President Obama’s campaign website continues to feature events that were held “to provide us with the motivation to continue the fight for health insurance reform.”
As Chavez suffers through four surgeries in Cuba, it’s instructive to note it was the Brazilian hospital — a teaching institution with top-of-the-line tomotherapy equipment, 2,000 doctors, and a record of success for beating cancer — that cured Rousseff as well as then-President Fernando Lugo of Paraguay. But it gets no recognition from the likes of Moore, who still promotes CastroCare on his Web site, while ignoring the private U.S. hospitals the Brazilians model themselves after.
Who knows, had he done so, Chavez might have lived.
Cuba by contrast, remains substandard, with average Cubans forced to bring their own bandages, water and sheets to hospitals that haven’t seen repairs in years.
Recent reports say Cuba cut medical spending from $209 million in 2009 to $190 million last year — “bending the cost curve” by giving less care. Sound familiar?
For wealthy foreigners like Chavez, Cuban officials often misstate their abilities to cure, according to Cuban dissident and top neurosurgeon Dr. Hilda Molina, while left-wing sites such as MRZine praise CastroCare because it doesn’t invest in fancy equipment.
As Chavez dies, Cuba itself may go down too if Venezuela’s energy subsidies end. Cuba’s regime, ironically, might be the last victim of its own foul health system.
A generalidade dos estatistas mundiais quando a situação aperta vão a instituições privadas de qualidade, como a Clínica de Cleveland (vejam bem a lista de pacientes que foram chefes de estado). A própria Dilma tratou-se no Hospital Sírio-Libanês de São Paulo. Foram espertos.
Chávez quis passar uma mensagem política e foi a Cuba. Já sabemos como são as condições do hospitais Cubanos para o povo. Mas também se sabe que há sectores em que são melhores… para quem paga ou tem favores. Mas cada vez menos, como Chá vez agora descobriu. Quando falta dinheiro – essa maldição capitalista – toda a sociedade sofre e este episódio providencia mais um sinal disso.
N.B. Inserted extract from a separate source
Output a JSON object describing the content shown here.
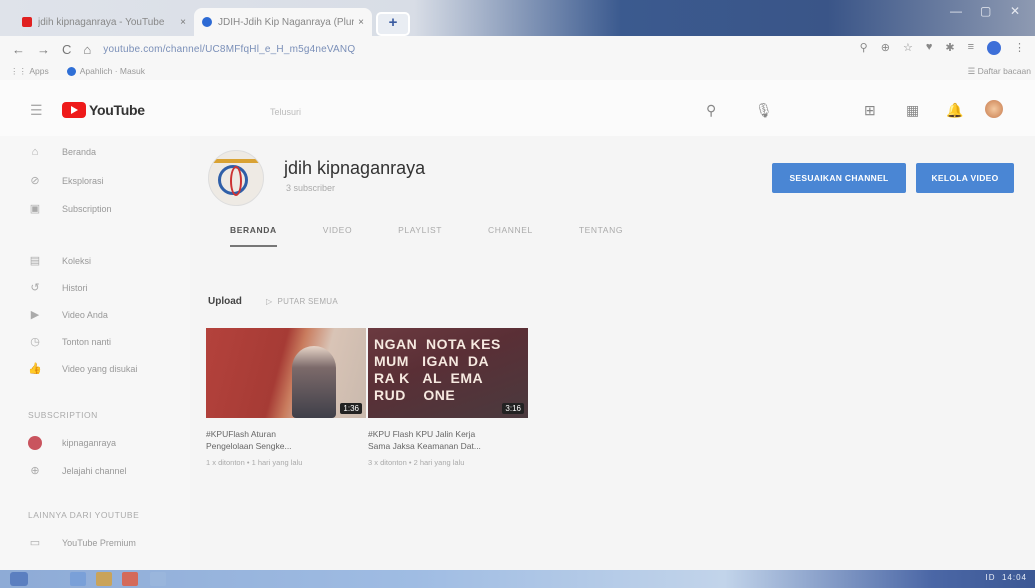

Chávez pode agora ser admirado pela sua coerência. E pela sua férrea força de vontade. Uma figura que sempre foi pouco esperta e que assim permaneceu até ao fim. Mas, pelo menos, coerente.